▶ _What needs to be done_
In the listing below, find each line that holds the string "true" and copy it.

____ Available data

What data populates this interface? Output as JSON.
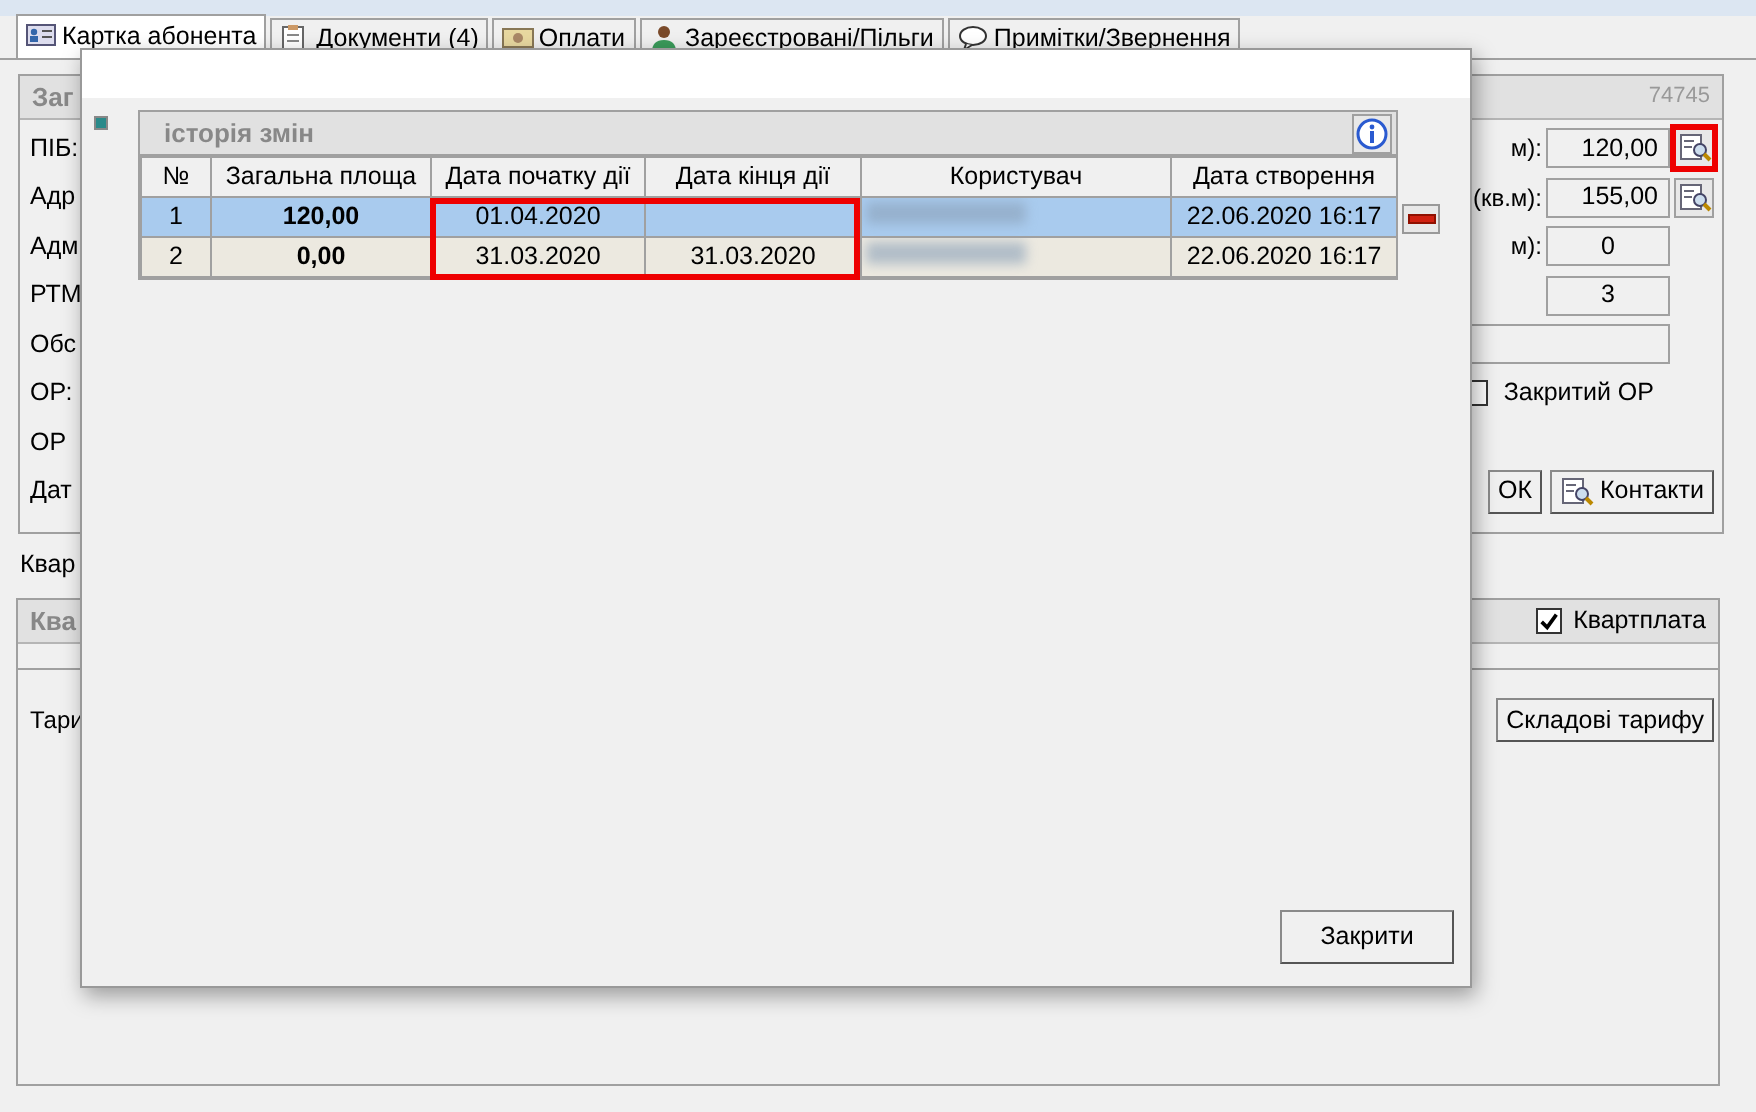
{
  "tabs": [
    {
      "label": "Картка абонента",
      "selected": true
    },
    {
      "label": "Документи (4)",
      "selected": false
    },
    {
      "label": "Оплати",
      "selected": false
    },
    {
      "label": "Зареєстровані/Пільги",
      "selected": false
    },
    {
      "label": "Примітки/Звернення",
      "selected": false
    }
  ],
  "main_group": {
    "title": "Заг",
    "number": "74745",
    "labels": [
      "ПІБ:",
      "Адр",
      "Адм",
      "РТМ",
      "Обс",
      "ОР:",
      "ОР",
      "Дат"
    ],
    "fields": [
      {
        "label": "м):",
        "value": "120,00",
        "kind": "lookup",
        "highlighted": true
      },
      {
        "label": "(кв.м):",
        "value": "155,00",
        "kind": "lookup",
        "highlighted": false
      },
      {
        "label": "м):",
        "value": "0",
        "kind": "plain"
      },
      {
        "value": "3",
        "kind": "plain"
      },
      {
        "kind": "wide"
      }
    ],
    "closed_checkbox": {
      "label": "Закритий ОР",
      "checked": false
    },
    "buttons": [
      {
        "label": "ОК",
        "icon": false
      },
      {
        "label": "Контакти",
        "icon": true
      }
    ]
  },
  "section_label": "Квар",
  "tariff_group": {
    "title": "Ква",
    "checkbox": {
      "label": "Квартплата",
      "checked": true
    },
    "label": "Тари",
    "button": "Складові тарифу"
  },
  "dialog": {
    "grid_title": "історія змін",
    "highlight_dates": true,
    "columns": [
      "№",
      "Загальна площа",
      "Дата початку дії",
      "Дата кінця дії",
      "Користувач",
      "Дата створення"
    ],
    "rows": [
      {
        "number": "1",
        "area": "120,00",
        "start": "01.04.2020",
        "user_blurred": true,
        "created": "22.06.2020 16:17",
        "selected": true
      },
      {
        "number": "2",
        "area": "0,00",
        "start": "31.03.2020",
        "end": "31.03.2020",
        "user_blurred": true,
        "created": "22.06.2020 16:17",
        "selected": false
      }
    ],
    "close_button": "Закрити"
  }
}
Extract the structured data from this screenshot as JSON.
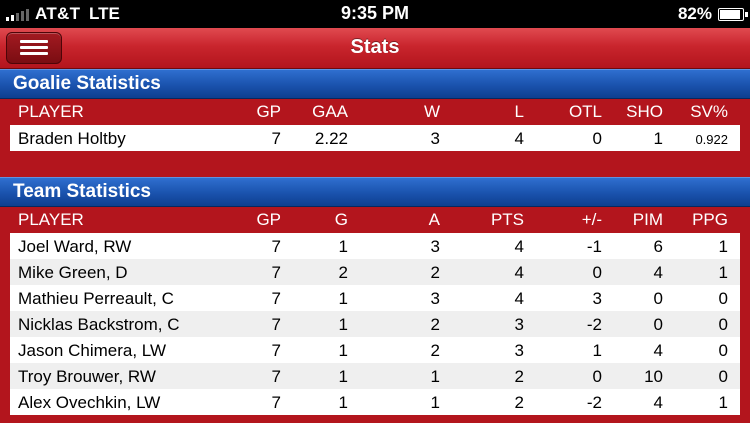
{
  "status_bar": {
    "carrier": "AT&T",
    "network": "LTE",
    "time": "9:35 PM",
    "battery": "82%",
    "battery_level": 0.82
  },
  "nav": {
    "title": "Stats",
    "menu_icon": "hamburger-menu-icon"
  },
  "goalie": {
    "section_title": "Goalie Statistics",
    "columns": [
      "PLAYER",
      "GP",
      "GAA",
      "W",
      "L",
      "OTL",
      "SHO",
      "SV%"
    ],
    "rows": [
      [
        "Braden Holtby",
        "7",
        "2.22",
        "3",
        "4",
        "0",
        "1",
        "0.922"
      ]
    ]
  },
  "team": {
    "section_title": "Team Statistics",
    "columns": [
      "PLAYER",
      "GP",
      "G",
      "A",
      "PTS",
      "+/-",
      "PIM",
      "PPG"
    ],
    "rows": [
      [
        "Joel Ward, RW",
        "7",
        "1",
        "3",
        "4",
        "-1",
        "6",
        "1"
      ],
      [
        "Mike Green, D",
        "7",
        "2",
        "2",
        "4",
        "0",
        "4",
        "1"
      ],
      [
        "Mathieu Perreault, C",
        "7",
        "1",
        "3",
        "4",
        "3",
        "0",
        "0"
      ],
      [
        "Nicklas Backstrom, C",
        "7",
        "1",
        "2",
        "3",
        "-2",
        "0",
        "0"
      ],
      [
        "Jason Chimera, LW",
        "7",
        "1",
        "2",
        "3",
        "1",
        "4",
        "0"
      ],
      [
        "Troy Brouwer, RW",
        "7",
        "1",
        "1",
        "2",
        "0",
        "10",
        "0"
      ],
      [
        "Alex Ovechkin, LW",
        "7",
        "1",
        "1",
        "2",
        "-2",
        "4",
        "1"
      ]
    ]
  }
}
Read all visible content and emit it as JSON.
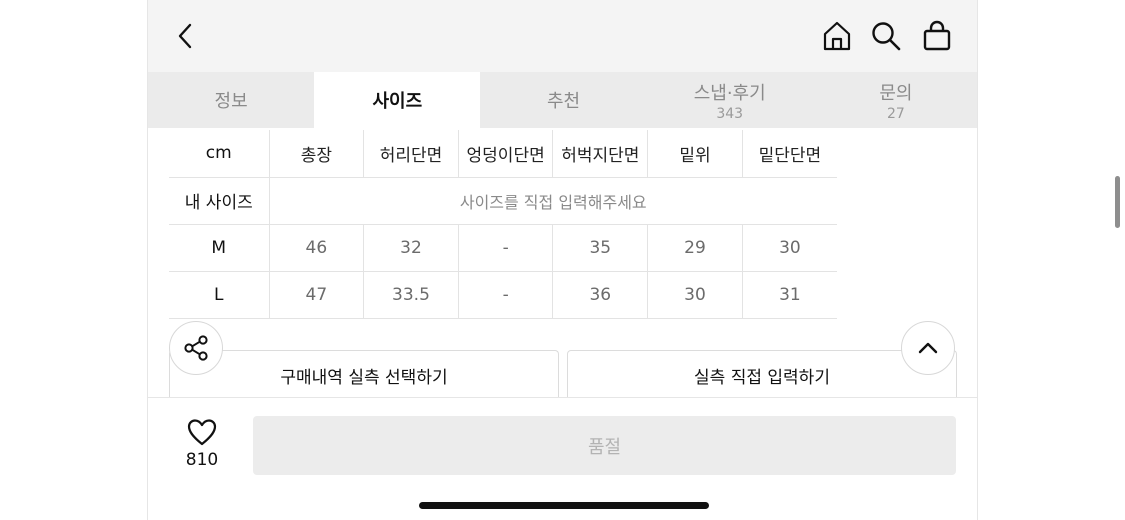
{
  "tabs": [
    {
      "label": "정보",
      "count": ""
    },
    {
      "label": "사이즈",
      "count": ""
    },
    {
      "label": "추천",
      "count": ""
    },
    {
      "label": "스냅·후기",
      "count": "343"
    },
    {
      "label": "문의",
      "count": "27"
    }
  ],
  "active_tab": "사이즈",
  "size_table": {
    "unit": "cm",
    "columns": [
      "총장",
      "허리단면",
      "엉덩이단면",
      "허벅지단면",
      "밑위",
      "밑단단면"
    ],
    "my_size_label": "내 사이즈",
    "my_size_placeholder": "사이즈를 직접 입력해주세요",
    "rows": [
      {
        "size": "M",
        "values": [
          "46",
          "32",
          "-",
          "35",
          "29",
          "30"
        ]
      },
      {
        "size": "L",
        "values": [
          "47",
          "33.5",
          "-",
          "36",
          "30",
          "31"
        ]
      }
    ]
  },
  "buttons": {
    "purchase_history": "구매내역 실측 선택하기",
    "manual_input": "실측 직접 입력하기",
    "soldout": "품절"
  },
  "like": {
    "count": "810"
  },
  "icons": {
    "back": "chevron-left-icon",
    "home": "home-icon",
    "search": "search-icon",
    "bag": "shopping-bag-icon",
    "share": "share-icon",
    "scroll_top": "chevron-up-icon",
    "like": "heart-icon"
  }
}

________

▶ _Written response_
      "selected": true
        "highlighted": true
        "icon": true
      "checked": true
    "highlight_dates": true,
        "user_blurred": true,
        "selected": true
        "user_blurred": true,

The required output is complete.